But while Red London is caught up in the pageantry and thrills of the Games, another London is coming back to life, and those who were thought to be forever gone have returned. After all, a shadow that was gone in the night reappears in the morning, and so it seems Black London has risen again-and so to keep magic’s balance, another London must fall…in V.E. Schwab’s A Gathering of Shadows.
Londons fall and kingdoms rise while darkness sweeps the Maresh Empire, and the fraught balance of magic blossoms into dangerous territory while heroes struggle. The direct sequel to A Gathering of Shadows, and the final book in the Shades of Magic epic fantasy series, A Conjuring of Light sees the newly minted New York Times bestselling author V. E. Schwab reach a thrilling conclusion concerning the fate of beloved protagonists—and old foes.

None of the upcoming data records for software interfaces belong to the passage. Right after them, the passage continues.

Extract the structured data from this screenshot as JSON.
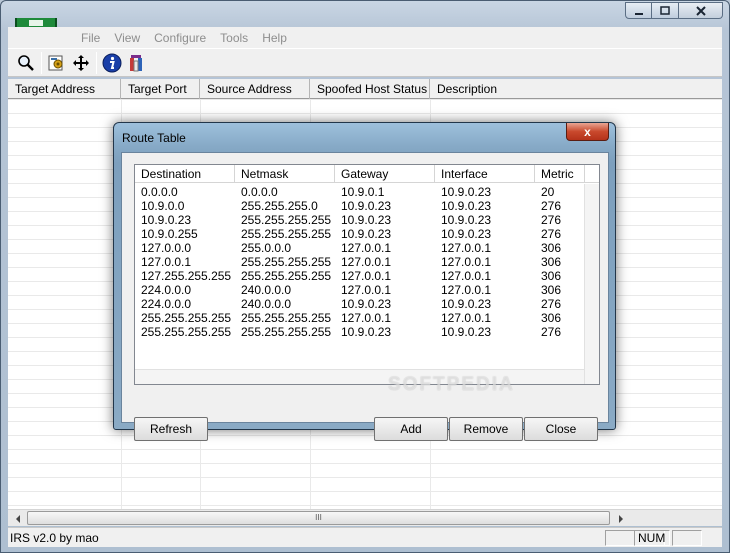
{
  "menu": [
    "File",
    "View",
    "Configure",
    "Tools",
    "Help"
  ],
  "toolbar": {
    "icons": [
      "search-icon",
      "settings-icon",
      "move-icon",
      "info-icon",
      "remove-icon"
    ]
  },
  "list": {
    "columns": [
      "Target Address",
      "Target Port",
      "Source Address",
      "Spoofed Host Status",
      "Description"
    ]
  },
  "status": {
    "text": "IRS v2.0 by mao",
    "num": "NUM"
  },
  "scroll": {
    "thumb_grip": "III"
  },
  "dialog": {
    "title": "Route Table",
    "close_label": "x",
    "columns": [
      "Destination",
      "Netmask",
      "Gateway",
      "Interface",
      "Metric"
    ],
    "rows": [
      [
        "0.0.0.0",
        "0.0.0.0",
        "10.9.0.1",
        "10.9.0.23",
        "20"
      ],
      [
        "10.9.0.0",
        "255.255.255.0",
        "10.9.0.23",
        "10.9.0.23",
        "276"
      ],
      [
        "10.9.0.23",
        "255.255.255.255",
        "10.9.0.23",
        "10.9.0.23",
        "276"
      ],
      [
        "10.9.0.255",
        "255.255.255.255",
        "10.9.0.23",
        "10.9.0.23",
        "276"
      ],
      [
        "127.0.0.0",
        "255.0.0.0",
        "127.0.0.1",
        "127.0.0.1",
        "306"
      ],
      [
        "127.0.0.1",
        "255.255.255.255",
        "127.0.0.1",
        "127.0.0.1",
        "306"
      ],
      [
        "127.255.255.255",
        "255.255.255.255",
        "127.0.0.1",
        "127.0.0.1",
        "306"
      ],
      [
        "224.0.0.0",
        "240.0.0.0",
        "127.0.0.1",
        "127.0.0.1",
        "306"
      ],
      [
        "224.0.0.0",
        "240.0.0.0",
        "10.9.0.23",
        "10.9.0.23",
        "276"
      ],
      [
        "255.255.255.255",
        "255.255.255.255",
        "127.0.0.1",
        "127.0.0.1",
        "306"
      ],
      [
        "255.255.255.255",
        "255.255.255.255",
        "10.9.0.23",
        "10.9.0.23",
        "276"
      ]
    ],
    "buttons": {
      "refresh": "Refresh",
      "add": "Add",
      "remove": "Remove",
      "close": "Close"
    }
  },
  "watermark": "SOFTPEDIA"
}
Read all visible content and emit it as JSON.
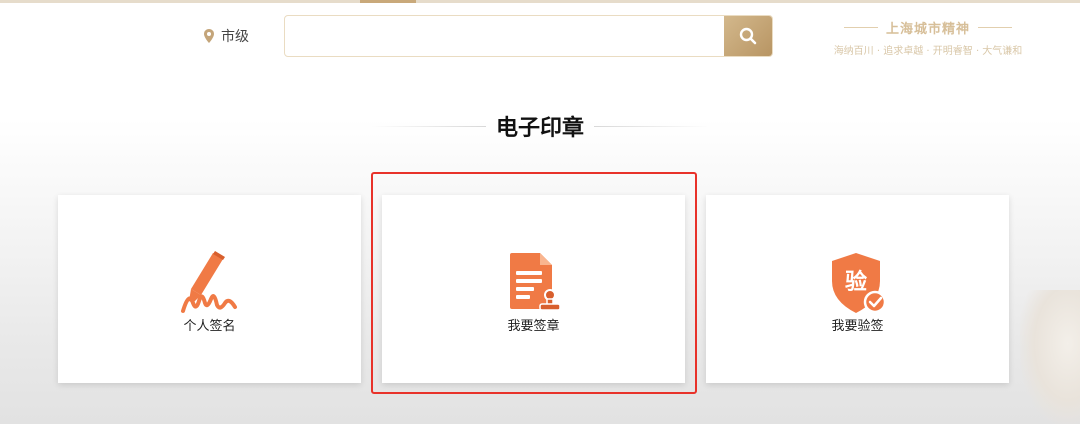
{
  "header": {
    "location_label": "市级",
    "search": {
      "value": "",
      "placeholder": ""
    },
    "slogan": {
      "title": "上海城市精神",
      "subtitle": "海纳百川 · 追求卓越 · 开明睿智 · 大气谦和"
    }
  },
  "section": {
    "title": "电子印章"
  },
  "cards": [
    {
      "label": "个人签名",
      "icon": "pen-signature-icon"
    },
    {
      "label": "我要签章",
      "icon": "document-stamp-icon"
    },
    {
      "label": "我要验签",
      "icon": "shield-verify-icon",
      "icon_text": "验"
    }
  ],
  "colors": {
    "accent": "#f07a45",
    "gold": "#c9a97a",
    "highlight": "#e8322a"
  }
}
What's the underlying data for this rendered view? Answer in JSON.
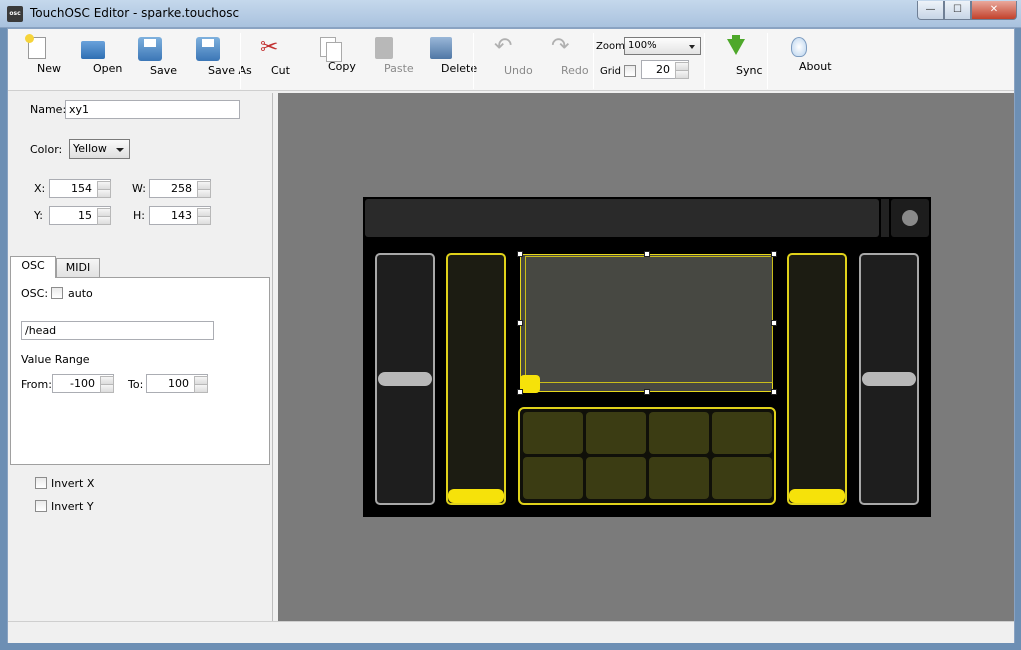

V. E. SCHWAB’s first adult novel, Vicious, debuted to critical praise and reader accolades. Schwab is the author of YA novels, including the acclaimed The Near Witch, along with writing Middle Grade for Scholastic. The Independent calls Schwab “the natural successor to Diana Wynne Jones” and someone who has “an enviable, almost Gaiman-esque ability to switch between styles, genres, and tones.”